Many European countries, including Sweden, Switzerland, and Denmark, have already switched to negative rates. Even U.S. Federal Reserve Chair Janet Yellen has toyed with the idea of using negative interest rates to fight the next recession in the United States.
But according to Money Morning experts, these negative rates are incredibly dangerous for the markets…
Negative-interest-rate policy (NIRP) charges banks for holding money at central banks. Over time, that cost is supposedly passed down to bank customers by penalizing them for keeping savings. The overall idea is to encourage consumer spending…
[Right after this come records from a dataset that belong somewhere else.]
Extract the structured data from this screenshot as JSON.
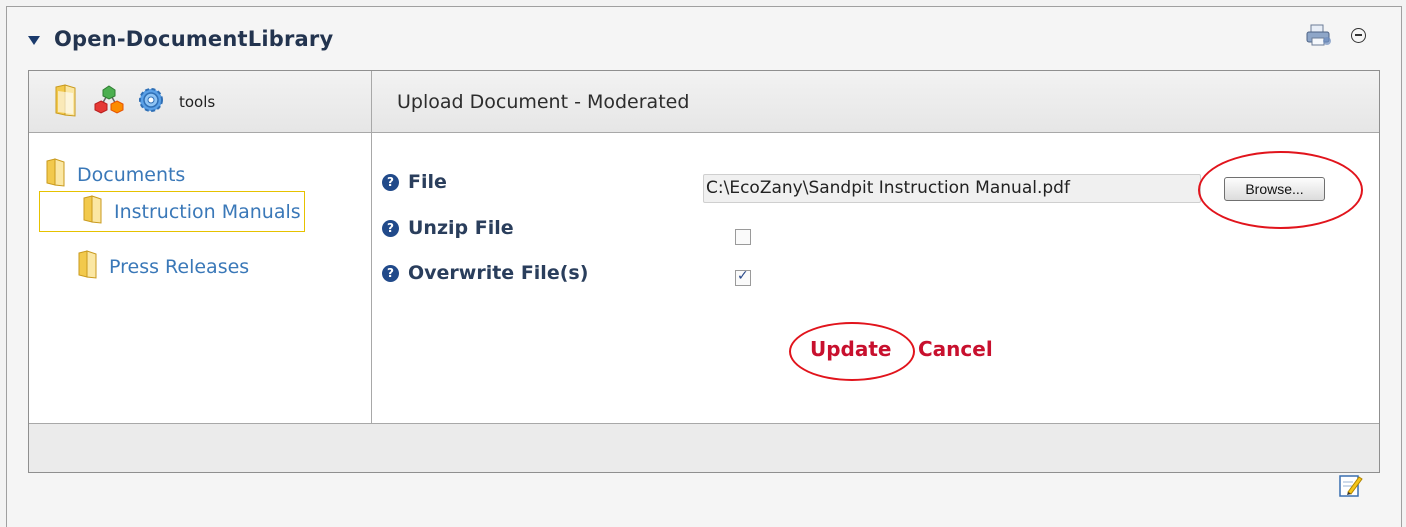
{
  "module": {
    "title": "Open-DocumentLibrary"
  },
  "toolbar": {
    "icons": [
      "folder-icon",
      "sitemap-icon",
      "settings-gear-icon"
    ],
    "tools_label": "tools"
  },
  "tree": {
    "items": [
      {
        "label": "Documents",
        "level": 0,
        "selected": false
      },
      {
        "label": "Instruction Manuals",
        "level": 1,
        "selected": true
      },
      {
        "label": "Press Releases",
        "level": 1,
        "selected": false
      }
    ]
  },
  "form": {
    "heading": "Upload Document  - Moderated",
    "file_label": "File",
    "file_value": "C:\\EcoZany\\Sandpit Instruction Manual.pdf",
    "browse_label": "Browse...",
    "unzip_label": "Unzip File",
    "unzip_checked": false,
    "overwrite_label": "Overwrite File(s)",
    "overwrite_checked": true,
    "update_label": "Update",
    "cancel_label": "Cancel"
  },
  "colors": {
    "link": "#3a78b8",
    "action": "#c8102e",
    "highlight_circle": "#e1141c",
    "selected_border": "#e6c200"
  }
}
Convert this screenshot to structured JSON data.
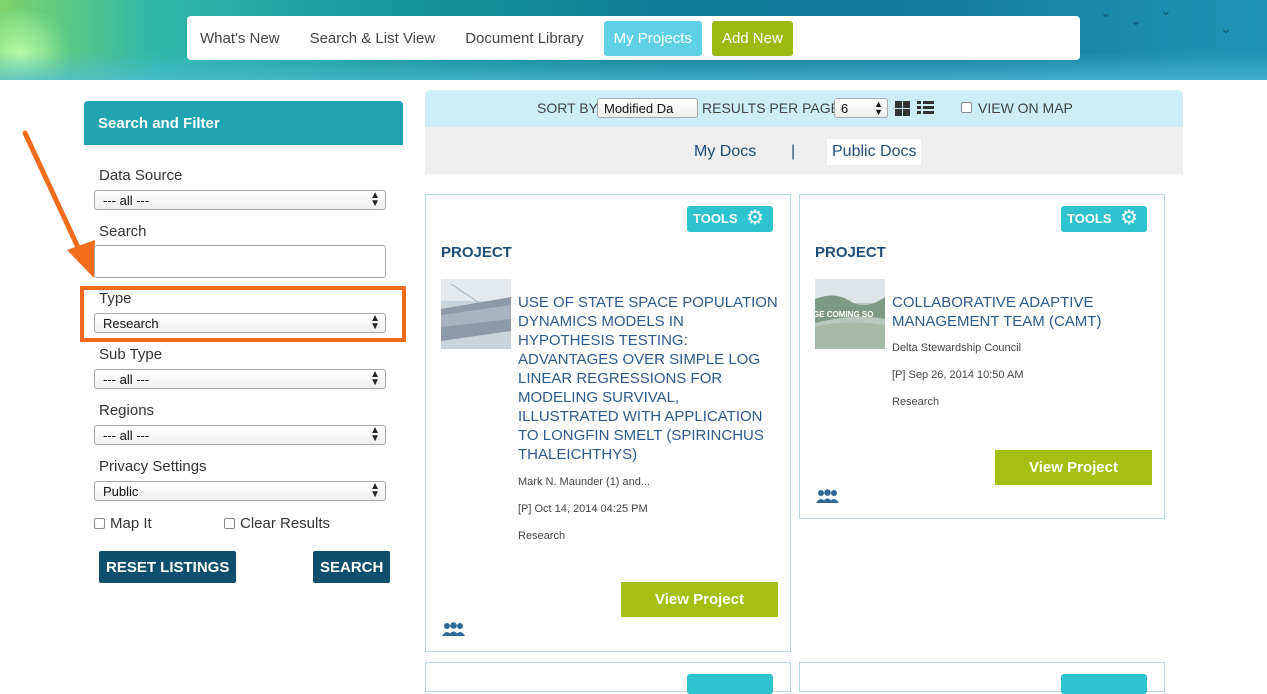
{
  "nav": {
    "items": [
      "What's New",
      "Search & List View",
      "Document Library"
    ],
    "my_projects": "My Projects",
    "add_new": "Add New"
  },
  "sidebar": {
    "header": "Search and Filter",
    "data_source": {
      "label": "Data Source",
      "value": "--- all ---"
    },
    "search": {
      "label": "Search",
      "value": ""
    },
    "type": {
      "label": "Type",
      "value": "Research"
    },
    "sub_type": {
      "label": "Sub Type",
      "value": "--- all ---"
    },
    "regions": {
      "label": "Regions",
      "value": "--- all ---"
    },
    "privacy": {
      "label": "Privacy Settings",
      "value": "Public"
    },
    "map_it": "Map It",
    "clear_results": "Clear Results",
    "reset_button": "RESET LISTINGS",
    "search_button": "SEARCH"
  },
  "toolbar": {
    "sort_by_label": "SORT BY",
    "sort_by_value": "Modified Da",
    "results_per_page_label": "RESULTS PER PAGE",
    "results_per_page_value": "6",
    "view_on_map_label": "VIEW ON MAP"
  },
  "doc_tabs": {
    "my_docs": "My Docs",
    "separator": "|",
    "public_docs": "Public Docs"
  },
  "cards": [
    {
      "tools": "TOOLS",
      "type": "PROJECT",
      "title": "Use of State Space Population Dynamics Models in Hypothesis Testing: Advantages over Simple Log Linear Regressions for Modeling Survival, Illustrated with Application to Longfin Smelt (Spirinchus thaleichthys)",
      "author": "Mark N. Maunder (1) and...",
      "date": "[P] Oct 14, 2014 04:25 PM",
      "category": "Research",
      "view_button": "View Project"
    },
    {
      "tools": "TOOLS",
      "type": "PROJECT",
      "title": "Collaborative Adaptive Management Team (CAMT)",
      "thumb_text": "GE COMING SO",
      "author": "Delta Stewardship Council",
      "date": "[P] Sep 26, 2014 10:50 AM",
      "category": "Research",
      "view_button": "View Project"
    }
  ],
  "colors": {
    "accent": "#21a3b2",
    "highlight": "#f26c1b",
    "view_button": "#a5bf12",
    "dark_button": "#0f4f6e",
    "link": "#2d5a8c"
  }
}
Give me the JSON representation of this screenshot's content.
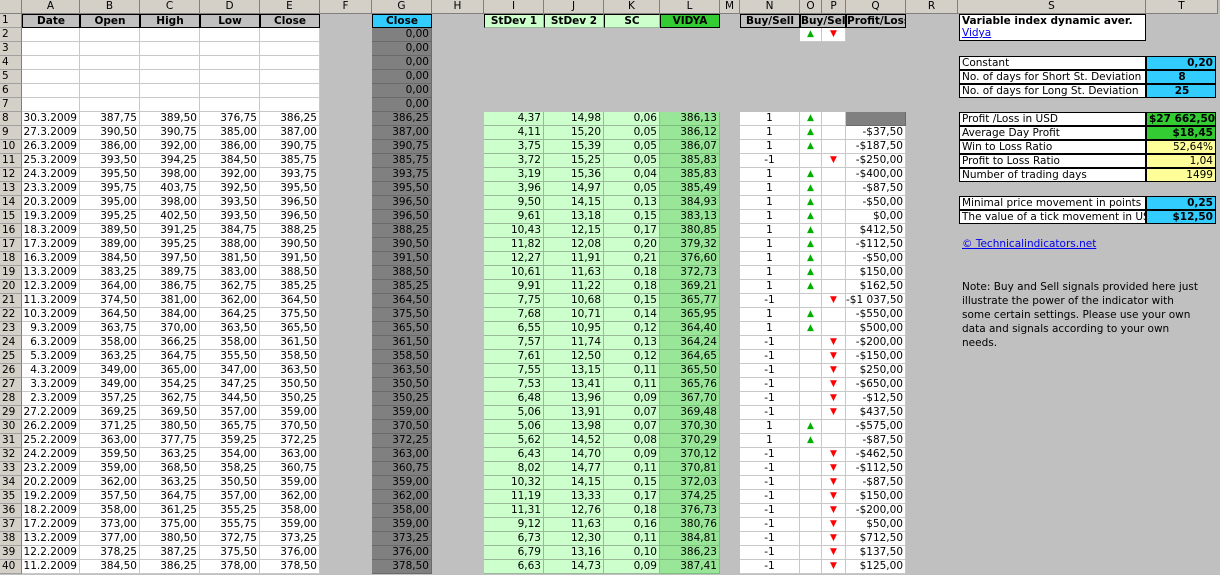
{
  "columns": [
    "A",
    "B",
    "C",
    "D",
    "E",
    "F",
    "G",
    "H",
    "I",
    "J",
    "K",
    "L",
    "M",
    "N",
    "O",
    "P",
    "Q",
    "R",
    "S",
    "T"
  ],
  "headers": {
    "date": "Date",
    "open": "Open",
    "high": "High",
    "low": "Low",
    "close": "Close",
    "close2": "Close",
    "stdev1": "StDev 1",
    "stdev2": "StDev 2",
    "sc": "SC",
    "vidya": "VIDYA",
    "buysell_n": "Buy/Sell",
    "buysell_op": "Buy/Sell",
    "pl": "Profit/Loss",
    "buy_arrow": "▲",
    "sell_arrow": "▼"
  },
  "zero_rows": [
    "0,00",
    "0,00",
    "0,00",
    "0,00",
    "0,00",
    "0,00"
  ],
  "rows": [
    {
      "date": "30.3.2009",
      "open": "387,75",
      "high": "389,50",
      "low": "376,75",
      "close": "386,25",
      "g": "386,25",
      "s1": "4,37",
      "s2": "14,98",
      "sc": "0,06",
      "vidya": "386,13",
      "bs": "1",
      "sig": "up",
      "pl": ""
    },
    {
      "date": "27.3.2009",
      "open": "390,50",
      "high": "390,75",
      "low": "385,00",
      "close": "387,00",
      "g": "387,00",
      "s1": "4,11",
      "s2": "15,20",
      "sc": "0,05",
      "vidya": "386,12",
      "bs": "1",
      "sig": "up",
      "pl": "-$37,50"
    },
    {
      "date": "26.3.2009",
      "open": "386,00",
      "high": "392,00",
      "low": "386,00",
      "close": "390,75",
      "g": "390,75",
      "s1": "3,75",
      "s2": "15,39",
      "sc": "0,05",
      "vidya": "386,07",
      "bs": "1",
      "sig": "up",
      "pl": "-$187,50"
    },
    {
      "date": "25.3.2009",
      "open": "393,50",
      "high": "394,25",
      "low": "384,50",
      "close": "385,75",
      "g": "385,75",
      "s1": "3,72",
      "s2": "15,25",
      "sc": "0,05",
      "vidya": "385,83",
      "bs": "-1",
      "sig": "dn",
      "pl": "-$250,00"
    },
    {
      "date": "24.3.2009",
      "open": "395,50",
      "high": "398,00",
      "low": "392,00",
      "close": "393,75",
      "g": "393,75",
      "s1": "3,19",
      "s2": "15,36",
      "sc": "0,04",
      "vidya": "385,83",
      "bs": "1",
      "sig": "up",
      "pl": "-$400,00"
    },
    {
      "date": "23.3.2009",
      "open": "395,75",
      "high": "403,75",
      "low": "392,50",
      "close": "395,50",
      "g": "395,50",
      "s1": "3,96",
      "s2": "14,97",
      "sc": "0,05",
      "vidya": "385,49",
      "bs": "1",
      "sig": "up",
      "pl": "-$87,50"
    },
    {
      "date": "20.3.2009",
      "open": "395,00",
      "high": "398,00",
      "low": "393,50",
      "close": "396,50",
      "g": "396,50",
      "s1": "9,50",
      "s2": "14,15",
      "sc": "0,13",
      "vidya": "384,93",
      "bs": "1",
      "sig": "up",
      "pl": "-$50,00"
    },
    {
      "date": "19.3.2009",
      "open": "395,25",
      "high": "402,50",
      "low": "393,50",
      "close": "396,50",
      "g": "396,50",
      "s1": "9,61",
      "s2": "13,18",
      "sc": "0,15",
      "vidya": "383,13",
      "bs": "1",
      "sig": "up",
      "pl": "$0,00"
    },
    {
      "date": "18.3.2009",
      "open": "389,50",
      "high": "391,25",
      "low": "384,75",
      "close": "388,25",
      "g": "388,25",
      "s1": "10,43",
      "s2": "12,15",
      "sc": "0,17",
      "vidya": "380,85",
      "bs": "1",
      "sig": "up",
      "pl": "$412,50"
    },
    {
      "date": "17.3.2009",
      "open": "389,00",
      "high": "395,25",
      "low": "388,00",
      "close": "390,50",
      "g": "390,50",
      "s1": "11,82",
      "s2": "12,08",
      "sc": "0,20",
      "vidya": "379,32",
      "bs": "1",
      "sig": "up",
      "pl": "-$112,50"
    },
    {
      "date": "16.3.2009",
      "open": "384,50",
      "high": "397,50",
      "low": "381,50",
      "close": "391,50",
      "g": "391,50",
      "s1": "12,27",
      "s2": "11,91",
      "sc": "0,21",
      "vidya": "376,60",
      "bs": "1",
      "sig": "up",
      "pl": "-$50,00"
    },
    {
      "date": "13.3.2009",
      "open": "383,25",
      "high": "389,75",
      "low": "383,00",
      "close": "388,50",
      "g": "388,50",
      "s1": "10,61",
      "s2": "11,63",
      "sc": "0,18",
      "vidya": "372,73",
      "bs": "1",
      "sig": "up",
      "pl": "$150,00"
    },
    {
      "date": "12.3.2009",
      "open": "364,00",
      "high": "386,75",
      "low": "362,75",
      "close": "385,25",
      "g": "385,25",
      "s1": "9,91",
      "s2": "11,22",
      "sc": "0,18",
      "vidya": "369,21",
      "bs": "1",
      "sig": "up",
      "pl": "$162,50"
    },
    {
      "date": "11.3.2009",
      "open": "374,50",
      "high": "381,00",
      "low": "362,00",
      "close": "364,50",
      "g": "364,50",
      "s1": "7,75",
      "s2": "10,68",
      "sc": "0,15",
      "vidya": "365,77",
      "bs": "-1",
      "sig": "dn",
      "pl": "-$1 037,50"
    },
    {
      "date": "10.3.2009",
      "open": "364,50",
      "high": "384,00",
      "low": "364,25",
      "close": "375,50",
      "g": "375,50",
      "s1": "7,68",
      "s2": "10,71",
      "sc": "0,14",
      "vidya": "365,95",
      "bs": "1",
      "sig": "up",
      "pl": "-$550,00"
    },
    {
      "date": "9.3.2009",
      "open": "363,75",
      "high": "370,00",
      "low": "363,50",
      "close": "365,50",
      "g": "365,50",
      "s1": "6,55",
      "s2": "10,95",
      "sc": "0,12",
      "vidya": "364,40",
      "bs": "1",
      "sig": "up",
      "pl": "$500,00"
    },
    {
      "date": "6.3.2009",
      "open": "358,00",
      "high": "366,25",
      "low": "358,00",
      "close": "361,50",
      "g": "361,50",
      "s1": "7,57",
      "s2": "11,74",
      "sc": "0,13",
      "vidya": "364,24",
      "bs": "-1",
      "sig": "dn",
      "pl": "-$200,00"
    },
    {
      "date": "5.3.2009",
      "open": "363,25",
      "high": "364,75",
      "low": "355,50",
      "close": "358,50",
      "g": "358,50",
      "s1": "7,61",
      "s2": "12,50",
      "sc": "0,12",
      "vidya": "364,65",
      "bs": "-1",
      "sig": "dn",
      "pl": "-$150,00"
    },
    {
      "date": "4.3.2009",
      "open": "349,00",
      "high": "365,00",
      "low": "347,00",
      "close": "363,50",
      "g": "363,50",
      "s1": "7,55",
      "s2": "13,15",
      "sc": "0,11",
      "vidya": "365,50",
      "bs": "-1",
      "sig": "dn",
      "pl": "$250,00"
    },
    {
      "date": "3.3.2009",
      "open": "349,00",
      "high": "354,25",
      "low": "347,25",
      "close": "350,50",
      "g": "350,50",
      "s1": "7,53",
      "s2": "13,41",
      "sc": "0,11",
      "vidya": "365,76",
      "bs": "-1",
      "sig": "dn",
      "pl": "-$650,00"
    },
    {
      "date": "2.3.2009",
      "open": "357,25",
      "high": "362,75",
      "low": "344,50",
      "close": "350,25",
      "g": "350,25",
      "s1": "6,48",
      "s2": "13,96",
      "sc": "0,09",
      "vidya": "367,70",
      "bs": "-1",
      "sig": "dn",
      "pl": "-$12,50"
    },
    {
      "date": "27.2.2009",
      "open": "369,25",
      "high": "369,50",
      "low": "357,00",
      "close": "359,00",
      "g": "359,00",
      "s1": "5,06",
      "s2": "13,91",
      "sc": "0,07",
      "vidya": "369,48",
      "bs": "-1",
      "sig": "dn",
      "pl": "$437,50"
    },
    {
      "date": "26.2.2009",
      "open": "371,25",
      "high": "380,50",
      "low": "365,75",
      "close": "370,50",
      "g": "370,50",
      "s1": "5,06",
      "s2": "13,98",
      "sc": "0,07",
      "vidya": "370,30",
      "bs": "1",
      "sig": "up",
      "pl": "-$575,00"
    },
    {
      "date": "25.2.2009",
      "open": "363,00",
      "high": "377,75",
      "low": "359,25",
      "close": "372,25",
      "g": "372,25",
      "s1": "5,62",
      "s2": "14,52",
      "sc": "0,08",
      "vidya": "370,29",
      "bs": "1",
      "sig": "up",
      "pl": "-$87,50"
    },
    {
      "date": "24.2.2009",
      "open": "359,50",
      "high": "363,25",
      "low": "354,00",
      "close": "363,00",
      "g": "363,00",
      "s1": "6,43",
      "s2": "14,70",
      "sc": "0,09",
      "vidya": "370,12",
      "bs": "-1",
      "sig": "dn",
      "pl": "-$462,50"
    },
    {
      "date": "23.2.2009",
      "open": "359,00",
      "high": "368,50",
      "low": "358,25",
      "close": "360,75",
      "g": "360,75",
      "s1": "8,02",
      "s2": "14,77",
      "sc": "0,11",
      "vidya": "370,81",
      "bs": "-1",
      "sig": "dn",
      "pl": "-$112,50"
    },
    {
      "date": "20.2.2009",
      "open": "362,00",
      "high": "363,25",
      "low": "350,50",
      "close": "359,00",
      "g": "359,00",
      "s1": "10,32",
      "s2": "14,15",
      "sc": "0,15",
      "vidya": "372,03",
      "bs": "-1",
      "sig": "dn",
      "pl": "-$87,50"
    },
    {
      "date": "19.2.2009",
      "open": "357,50",
      "high": "364,75",
      "low": "357,00",
      "close": "362,00",
      "g": "362,00",
      "s1": "11,19",
      "s2": "13,33",
      "sc": "0,17",
      "vidya": "374,25",
      "bs": "-1",
      "sig": "dn",
      "pl": "$150,00"
    },
    {
      "date": "18.2.2009",
      "open": "358,00",
      "high": "361,25",
      "low": "355,25",
      "close": "358,00",
      "g": "358,00",
      "s1": "11,31",
      "s2": "12,76",
      "sc": "0,18",
      "vidya": "376,73",
      "bs": "-1",
      "sig": "dn",
      "pl": "-$200,00"
    },
    {
      "date": "17.2.2009",
      "open": "373,00",
      "high": "375,00",
      "low": "355,75",
      "close": "359,00",
      "g": "359,00",
      "s1": "9,12",
      "s2": "11,63",
      "sc": "0,16",
      "vidya": "380,76",
      "bs": "-1",
      "sig": "dn",
      "pl": "$50,00"
    },
    {
      "date": "13.2.2009",
      "open": "377,00",
      "high": "380,50",
      "low": "372,75",
      "close": "373,25",
      "g": "373,25",
      "s1": "6,73",
      "s2": "12,30",
      "sc": "0,11",
      "vidya": "384,81",
      "bs": "-1",
      "sig": "dn",
      "pl": "$712,50"
    },
    {
      "date": "12.2.2009",
      "open": "378,25",
      "high": "387,25",
      "low": "375,50",
      "close": "376,00",
      "g": "376,00",
      "s1": "6,79",
      "s2": "13,16",
      "sc": "0,10",
      "vidya": "386,23",
      "bs": "-1",
      "sig": "dn",
      "pl": "$137,50"
    },
    {
      "date": "11.2.2009",
      "open": "384,50",
      "high": "386,25",
      "low": "378,00",
      "close": "378,50",
      "g": "378,50",
      "s1": "6,63",
      "s2": "14,73",
      "sc": "0,09",
      "vidya": "387,41",
      "bs": "-1",
      "sig": "dn",
      "pl": "$125,00"
    }
  ],
  "side": {
    "title": "Variable index dynamic aver.",
    "subtitle": "Vidya",
    "constant_label": "Constant",
    "constant_value": "0,20",
    "short_label": "No. of days for Short St. Deviation",
    "short_value": "8",
    "long_label": "No. of days for Long St. Deviation",
    "long_value": "25",
    "profit_label": "Profit /Loss in USD",
    "profit_value": "$27 662,50",
    "avg_label": "Average Day Profit",
    "avg_value": "$18,45",
    "win_label": "Win to Loss Ratio",
    "win_value": "52,64%",
    "ptl_label": "Profit to Loss Ratio",
    "ptl_value": "1,04",
    "days_label": "Number of trading days",
    "days_value": "1499",
    "minprice_label": "Minimal price movement in points",
    "minprice_value": "0,25",
    "tick_label": "The value of a tick movement in USD",
    "tick_value": "$12,50",
    "link": "© Technicalindicators.net",
    "note": "Note: Buy and Sell signals provided here just illustrate the power of the indicator with some certain settings. Please use your own data and signals according to your own needs."
  },
  "colors": {
    "cyan": "#33ccff",
    "green": "#33cc33",
    "light_green": "#ccffcc",
    "yellow": "#ffff99",
    "up": "#00b000",
    "down": "#ff0000"
  }
}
But not even John Maynard Keynes himself, the father of modern monetary policy, would have considered using negative interest rates to spur economic growth. In fact, entertaining the idea of NIRP acknowledges that Keynesian monetary policy has failed miserably.
That's what frustrates Money Morning Global Credit Strategist Michael Lewitt, a former money manager who has handled billions of dollars for his clients over 29 years.
"You might think these overeducated professors in the central banks would see that their policies aren't working and make adjustments," said Lewitt, "but they simply keep doubling down on failure."
This delusion of central bankers could lead to another financial crisis. And it could be even worse than what we saw in 2008….
Negative Interest Rates Could Cause a Global Economic Collapse
Central banks think low interest rates and negative interest rates will boost economic growth in the short term. But these policies have major, and far-reaching, ramifications.
"Make no mistake," said Lewitt, "NIRP is a desperate, last-ditch measure, and it couldn't come at a worse time."
The biggest problem with negative interest rates: banks can't pass along their costs to customers. Since there isn't enough loan demand, banks don't raise loan rates to offset the cost of keeping money at central banks. So they absorb the extra cost.
Negative rates also cause fear in consumers. Faced with even the possibility of being charged for saving, many people will go to cash. That creates all kinds of problems for banks.
European banks, which have been coping with negative rates since last year, are already facing these issues. On average, many of these bank stocks are down 30%, with some down as much as 60%, according to Money Morning Capital Wave Strategist Shah Gilani, a former hedge fund trader who predicted the financial crisis in 2008.
With banks under so much pressure, there's a high probability of another Lehman Brothers-type crash from a mega bank like Deutsche Bank AG (NYSE: DB), according to Gilani.
And it'll be even harder for banks to recover this time. Central banks have exhausted their recession-fighting capabilities.
Currently, many Scandinavian central banks and the European Central Bank use negative rates. If the Fed joins the pack, U.S. markets will be hit hard.
"One thing is certain: If interest rates go negative in the United States," Lewitt said, "the stock market is not going up. Any knee-jerk rally will come tumbling down."
Simply put – the Fed has mismanaged this credit cycle. In fact, its misguided policies are about to trigger a $200 trillion "Super Crash," according to Lewitt. Your best guide to weathering this is Lewitt's free Sure Money service. In Sure Money, Lewitt helps you see what's going up, what's going down, and how to profit. You can access Lewitt's "Super Crash Report" with all of his tips, recommendations, and profit opportunities by clicking here…